In the data below, find each line that contains the word "title" and copy it.

------------

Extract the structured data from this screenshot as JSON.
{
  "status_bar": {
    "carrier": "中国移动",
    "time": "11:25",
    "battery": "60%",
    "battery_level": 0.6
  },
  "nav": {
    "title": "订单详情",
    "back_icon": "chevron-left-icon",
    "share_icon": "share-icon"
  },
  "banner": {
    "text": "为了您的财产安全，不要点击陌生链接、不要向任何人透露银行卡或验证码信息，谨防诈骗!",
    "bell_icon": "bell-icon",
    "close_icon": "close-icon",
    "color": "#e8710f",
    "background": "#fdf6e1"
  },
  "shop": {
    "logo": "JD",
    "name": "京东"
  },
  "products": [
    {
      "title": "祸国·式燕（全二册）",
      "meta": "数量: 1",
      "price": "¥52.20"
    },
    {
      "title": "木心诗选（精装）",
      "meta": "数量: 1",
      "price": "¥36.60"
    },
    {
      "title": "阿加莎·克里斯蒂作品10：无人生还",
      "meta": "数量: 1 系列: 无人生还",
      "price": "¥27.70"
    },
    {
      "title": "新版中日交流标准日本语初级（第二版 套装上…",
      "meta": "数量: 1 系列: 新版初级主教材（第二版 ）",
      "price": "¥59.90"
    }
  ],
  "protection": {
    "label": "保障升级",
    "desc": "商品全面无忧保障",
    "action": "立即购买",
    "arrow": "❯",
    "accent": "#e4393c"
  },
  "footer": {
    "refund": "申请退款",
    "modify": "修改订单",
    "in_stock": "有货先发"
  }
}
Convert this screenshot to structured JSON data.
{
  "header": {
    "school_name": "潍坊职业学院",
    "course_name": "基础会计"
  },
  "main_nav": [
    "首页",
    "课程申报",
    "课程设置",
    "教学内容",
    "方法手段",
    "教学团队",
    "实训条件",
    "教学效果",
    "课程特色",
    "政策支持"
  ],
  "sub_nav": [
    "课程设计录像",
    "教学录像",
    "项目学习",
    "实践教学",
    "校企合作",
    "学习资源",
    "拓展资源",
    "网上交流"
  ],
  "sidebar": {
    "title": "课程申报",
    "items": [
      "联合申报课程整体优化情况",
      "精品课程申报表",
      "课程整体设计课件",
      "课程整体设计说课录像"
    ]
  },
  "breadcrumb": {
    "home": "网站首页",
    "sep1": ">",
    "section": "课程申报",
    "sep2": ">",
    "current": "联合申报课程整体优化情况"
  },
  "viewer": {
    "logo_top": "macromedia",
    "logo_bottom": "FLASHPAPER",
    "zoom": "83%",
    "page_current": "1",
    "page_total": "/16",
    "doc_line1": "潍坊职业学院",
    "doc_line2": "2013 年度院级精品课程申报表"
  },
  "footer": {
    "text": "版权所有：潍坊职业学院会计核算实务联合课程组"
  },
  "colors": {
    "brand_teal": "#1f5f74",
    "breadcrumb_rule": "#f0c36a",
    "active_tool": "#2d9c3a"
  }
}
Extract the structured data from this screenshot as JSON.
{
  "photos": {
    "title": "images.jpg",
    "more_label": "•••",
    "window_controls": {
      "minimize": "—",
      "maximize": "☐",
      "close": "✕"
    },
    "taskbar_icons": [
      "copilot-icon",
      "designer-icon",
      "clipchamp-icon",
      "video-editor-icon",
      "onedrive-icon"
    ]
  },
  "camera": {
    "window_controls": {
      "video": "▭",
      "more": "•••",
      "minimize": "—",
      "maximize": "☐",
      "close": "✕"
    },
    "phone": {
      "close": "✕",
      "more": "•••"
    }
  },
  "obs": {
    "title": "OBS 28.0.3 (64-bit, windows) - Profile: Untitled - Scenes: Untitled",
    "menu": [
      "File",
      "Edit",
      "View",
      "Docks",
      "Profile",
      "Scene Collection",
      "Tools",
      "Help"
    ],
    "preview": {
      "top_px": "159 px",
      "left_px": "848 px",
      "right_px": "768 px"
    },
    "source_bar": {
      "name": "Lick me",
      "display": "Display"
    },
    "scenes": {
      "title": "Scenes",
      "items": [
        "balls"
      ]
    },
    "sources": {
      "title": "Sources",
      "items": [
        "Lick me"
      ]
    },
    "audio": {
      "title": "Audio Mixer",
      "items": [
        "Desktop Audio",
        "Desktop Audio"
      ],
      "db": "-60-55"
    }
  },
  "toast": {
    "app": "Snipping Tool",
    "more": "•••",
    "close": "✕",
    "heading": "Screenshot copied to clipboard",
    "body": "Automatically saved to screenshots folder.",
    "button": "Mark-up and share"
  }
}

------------

• _OUTPUT FOR THIS TASK_:
    "title": "订单详情",
      "title": "祸国·式燕（全二册）",
      "title": "木心诗选（精装）",
      "title": "阿加莎·克里斯蒂作品10：无人生还",
      "title": "新版中日交流标准日本语初级（第二版 套装上…",
    "title": "课程申报",
    "title": "images.jpg",
    "title": "OBS 28.0.3 (64-bit, windows) - Profile: Untitled - Scenes: Untitled",
      "title": "Scenes",
      "title": "Sources",
      "title": "Audio Mixer",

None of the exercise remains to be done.